■ Records:
*** Begin section ***
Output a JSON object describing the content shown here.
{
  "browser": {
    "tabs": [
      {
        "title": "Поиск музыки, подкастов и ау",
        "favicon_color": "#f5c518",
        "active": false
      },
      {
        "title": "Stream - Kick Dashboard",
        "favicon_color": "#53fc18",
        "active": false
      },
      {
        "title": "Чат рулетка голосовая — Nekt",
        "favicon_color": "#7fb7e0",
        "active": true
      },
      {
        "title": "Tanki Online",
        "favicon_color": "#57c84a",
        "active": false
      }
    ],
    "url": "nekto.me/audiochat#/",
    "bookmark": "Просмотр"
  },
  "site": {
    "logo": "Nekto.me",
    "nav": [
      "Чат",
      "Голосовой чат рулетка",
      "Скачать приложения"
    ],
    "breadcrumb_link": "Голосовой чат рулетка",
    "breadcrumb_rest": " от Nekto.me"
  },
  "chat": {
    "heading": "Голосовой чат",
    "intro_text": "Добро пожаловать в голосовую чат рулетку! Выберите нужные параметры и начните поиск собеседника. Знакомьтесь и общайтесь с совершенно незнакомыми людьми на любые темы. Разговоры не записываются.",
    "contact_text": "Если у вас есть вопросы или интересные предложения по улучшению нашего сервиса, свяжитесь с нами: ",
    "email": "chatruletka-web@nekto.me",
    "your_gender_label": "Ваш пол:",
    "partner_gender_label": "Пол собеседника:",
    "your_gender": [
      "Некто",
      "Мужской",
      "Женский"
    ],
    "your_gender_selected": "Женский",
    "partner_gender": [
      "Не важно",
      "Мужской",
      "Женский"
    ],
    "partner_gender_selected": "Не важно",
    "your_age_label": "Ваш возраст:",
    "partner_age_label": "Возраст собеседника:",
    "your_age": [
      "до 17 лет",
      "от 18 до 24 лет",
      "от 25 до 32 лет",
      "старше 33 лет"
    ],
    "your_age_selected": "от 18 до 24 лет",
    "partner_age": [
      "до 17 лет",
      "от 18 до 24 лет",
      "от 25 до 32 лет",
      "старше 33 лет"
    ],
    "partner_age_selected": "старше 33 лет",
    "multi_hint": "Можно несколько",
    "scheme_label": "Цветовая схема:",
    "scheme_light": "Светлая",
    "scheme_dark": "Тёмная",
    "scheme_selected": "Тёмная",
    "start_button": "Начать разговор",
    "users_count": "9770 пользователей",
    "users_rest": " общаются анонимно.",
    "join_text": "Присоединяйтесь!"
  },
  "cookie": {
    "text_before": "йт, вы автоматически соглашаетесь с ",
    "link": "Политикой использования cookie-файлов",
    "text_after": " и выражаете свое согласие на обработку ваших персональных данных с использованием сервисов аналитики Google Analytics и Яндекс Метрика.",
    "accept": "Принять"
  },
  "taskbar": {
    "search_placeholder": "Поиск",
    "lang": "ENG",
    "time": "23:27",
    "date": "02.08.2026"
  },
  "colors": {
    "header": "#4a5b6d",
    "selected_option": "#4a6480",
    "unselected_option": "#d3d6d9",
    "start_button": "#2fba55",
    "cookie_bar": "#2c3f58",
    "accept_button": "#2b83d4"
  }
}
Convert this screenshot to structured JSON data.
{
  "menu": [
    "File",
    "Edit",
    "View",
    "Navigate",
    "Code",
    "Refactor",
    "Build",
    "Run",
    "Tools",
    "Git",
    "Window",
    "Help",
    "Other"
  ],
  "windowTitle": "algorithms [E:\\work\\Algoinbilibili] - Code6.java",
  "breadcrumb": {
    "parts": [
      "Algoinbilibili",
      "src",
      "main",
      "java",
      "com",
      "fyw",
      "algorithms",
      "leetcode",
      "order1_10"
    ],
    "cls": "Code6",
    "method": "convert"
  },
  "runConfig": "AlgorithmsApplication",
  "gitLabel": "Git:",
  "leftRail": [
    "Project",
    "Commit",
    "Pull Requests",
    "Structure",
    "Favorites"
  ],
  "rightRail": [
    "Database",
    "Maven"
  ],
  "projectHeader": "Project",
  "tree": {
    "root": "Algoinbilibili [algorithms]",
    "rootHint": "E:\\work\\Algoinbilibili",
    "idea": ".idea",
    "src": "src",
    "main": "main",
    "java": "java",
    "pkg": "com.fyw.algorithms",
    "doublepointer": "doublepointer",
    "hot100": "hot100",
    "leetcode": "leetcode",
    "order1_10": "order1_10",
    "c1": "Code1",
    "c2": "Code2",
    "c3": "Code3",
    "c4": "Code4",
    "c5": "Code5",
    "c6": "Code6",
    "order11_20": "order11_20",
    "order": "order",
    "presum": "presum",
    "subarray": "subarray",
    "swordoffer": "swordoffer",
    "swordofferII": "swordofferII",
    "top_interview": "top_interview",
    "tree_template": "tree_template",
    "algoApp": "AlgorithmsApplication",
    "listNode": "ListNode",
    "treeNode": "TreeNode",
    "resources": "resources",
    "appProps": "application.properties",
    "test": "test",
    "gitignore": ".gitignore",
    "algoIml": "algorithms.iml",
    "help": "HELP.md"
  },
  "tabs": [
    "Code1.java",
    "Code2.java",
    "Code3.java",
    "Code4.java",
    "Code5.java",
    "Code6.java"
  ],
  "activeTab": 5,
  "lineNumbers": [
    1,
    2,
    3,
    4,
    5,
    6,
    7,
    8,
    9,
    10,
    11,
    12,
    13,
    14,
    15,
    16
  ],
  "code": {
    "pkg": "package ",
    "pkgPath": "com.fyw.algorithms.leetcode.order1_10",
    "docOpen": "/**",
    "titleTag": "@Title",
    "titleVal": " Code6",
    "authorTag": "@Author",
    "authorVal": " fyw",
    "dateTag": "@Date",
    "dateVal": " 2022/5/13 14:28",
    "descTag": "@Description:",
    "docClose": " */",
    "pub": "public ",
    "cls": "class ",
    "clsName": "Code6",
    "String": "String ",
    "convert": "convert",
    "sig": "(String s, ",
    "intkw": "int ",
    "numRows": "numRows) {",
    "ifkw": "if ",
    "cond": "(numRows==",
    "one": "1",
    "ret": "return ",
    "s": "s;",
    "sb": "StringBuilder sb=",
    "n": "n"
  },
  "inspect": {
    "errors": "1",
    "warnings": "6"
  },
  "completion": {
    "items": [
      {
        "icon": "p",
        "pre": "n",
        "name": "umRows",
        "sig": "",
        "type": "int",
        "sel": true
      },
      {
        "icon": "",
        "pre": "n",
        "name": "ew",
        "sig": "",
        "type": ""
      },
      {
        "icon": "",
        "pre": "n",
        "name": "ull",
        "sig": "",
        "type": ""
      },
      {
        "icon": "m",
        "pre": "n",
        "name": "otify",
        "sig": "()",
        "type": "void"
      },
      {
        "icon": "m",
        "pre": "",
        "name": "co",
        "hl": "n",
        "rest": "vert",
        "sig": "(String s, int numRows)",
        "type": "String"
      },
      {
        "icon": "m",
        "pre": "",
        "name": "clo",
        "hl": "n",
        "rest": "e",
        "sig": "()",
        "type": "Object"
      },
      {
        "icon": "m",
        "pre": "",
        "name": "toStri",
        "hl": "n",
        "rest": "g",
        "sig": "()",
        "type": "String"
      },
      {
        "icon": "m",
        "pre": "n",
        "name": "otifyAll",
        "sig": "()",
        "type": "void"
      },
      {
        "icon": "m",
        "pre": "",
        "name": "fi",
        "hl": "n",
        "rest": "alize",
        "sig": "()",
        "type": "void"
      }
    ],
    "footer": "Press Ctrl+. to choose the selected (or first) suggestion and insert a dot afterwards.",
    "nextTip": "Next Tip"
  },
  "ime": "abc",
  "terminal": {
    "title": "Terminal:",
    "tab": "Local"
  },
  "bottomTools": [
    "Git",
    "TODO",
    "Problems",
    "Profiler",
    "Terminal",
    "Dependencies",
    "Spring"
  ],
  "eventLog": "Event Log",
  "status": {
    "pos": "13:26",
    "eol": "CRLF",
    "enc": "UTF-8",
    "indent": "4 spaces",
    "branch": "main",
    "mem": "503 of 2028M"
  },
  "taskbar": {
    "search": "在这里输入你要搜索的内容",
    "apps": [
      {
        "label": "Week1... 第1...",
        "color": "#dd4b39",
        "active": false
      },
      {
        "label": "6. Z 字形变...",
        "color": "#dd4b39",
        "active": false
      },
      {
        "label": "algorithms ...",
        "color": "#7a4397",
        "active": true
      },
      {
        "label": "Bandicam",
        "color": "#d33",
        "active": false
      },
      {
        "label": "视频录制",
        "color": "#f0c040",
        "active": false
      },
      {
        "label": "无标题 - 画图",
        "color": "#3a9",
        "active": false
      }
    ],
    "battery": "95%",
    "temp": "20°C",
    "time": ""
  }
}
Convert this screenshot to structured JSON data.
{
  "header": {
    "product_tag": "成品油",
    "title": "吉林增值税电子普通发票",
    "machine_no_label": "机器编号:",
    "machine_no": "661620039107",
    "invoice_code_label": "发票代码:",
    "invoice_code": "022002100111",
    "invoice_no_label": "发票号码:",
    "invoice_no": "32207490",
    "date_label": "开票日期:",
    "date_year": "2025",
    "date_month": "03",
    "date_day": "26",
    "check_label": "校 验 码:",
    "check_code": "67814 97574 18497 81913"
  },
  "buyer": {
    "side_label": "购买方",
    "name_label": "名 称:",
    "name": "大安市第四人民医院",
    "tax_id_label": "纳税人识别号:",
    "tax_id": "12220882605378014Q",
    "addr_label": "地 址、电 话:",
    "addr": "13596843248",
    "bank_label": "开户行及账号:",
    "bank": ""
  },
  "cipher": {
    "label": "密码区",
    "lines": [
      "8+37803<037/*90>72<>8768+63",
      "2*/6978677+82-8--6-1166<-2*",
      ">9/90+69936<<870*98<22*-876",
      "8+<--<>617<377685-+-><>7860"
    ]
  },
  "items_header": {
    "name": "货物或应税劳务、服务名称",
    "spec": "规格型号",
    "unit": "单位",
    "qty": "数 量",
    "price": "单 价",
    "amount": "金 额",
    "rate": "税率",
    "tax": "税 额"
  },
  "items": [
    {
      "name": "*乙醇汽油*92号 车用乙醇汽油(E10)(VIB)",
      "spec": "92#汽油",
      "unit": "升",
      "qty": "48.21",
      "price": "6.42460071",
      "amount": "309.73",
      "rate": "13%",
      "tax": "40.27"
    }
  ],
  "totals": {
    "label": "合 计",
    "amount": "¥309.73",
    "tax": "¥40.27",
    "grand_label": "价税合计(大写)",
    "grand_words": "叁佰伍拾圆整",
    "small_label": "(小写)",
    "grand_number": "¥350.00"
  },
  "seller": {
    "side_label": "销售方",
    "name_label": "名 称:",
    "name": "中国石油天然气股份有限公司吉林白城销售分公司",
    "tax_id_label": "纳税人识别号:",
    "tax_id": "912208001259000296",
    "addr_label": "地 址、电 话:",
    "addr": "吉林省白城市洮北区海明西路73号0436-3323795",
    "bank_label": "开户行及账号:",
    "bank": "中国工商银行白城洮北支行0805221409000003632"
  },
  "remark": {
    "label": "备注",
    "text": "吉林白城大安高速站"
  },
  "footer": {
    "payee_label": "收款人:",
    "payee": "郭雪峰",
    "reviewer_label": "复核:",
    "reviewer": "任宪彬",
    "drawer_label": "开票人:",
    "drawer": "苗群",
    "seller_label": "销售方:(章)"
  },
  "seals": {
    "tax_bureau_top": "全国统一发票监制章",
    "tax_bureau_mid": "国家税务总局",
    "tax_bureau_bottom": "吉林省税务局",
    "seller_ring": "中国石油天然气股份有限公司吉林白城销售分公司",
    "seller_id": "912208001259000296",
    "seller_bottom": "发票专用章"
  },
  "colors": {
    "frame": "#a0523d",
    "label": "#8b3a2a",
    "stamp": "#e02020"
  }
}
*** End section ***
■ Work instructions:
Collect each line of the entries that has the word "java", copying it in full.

■ Answer to the problem:
  "windowTitle": "algorithms [E:\\work\\Algoinbilibili] - Code6.java",
      "java",
    "java": "java",
    "Code1.java",
    "Code2.java",
    "Code3.java",
    "Code4.java",
    "Code5.java",
    "Code6.java"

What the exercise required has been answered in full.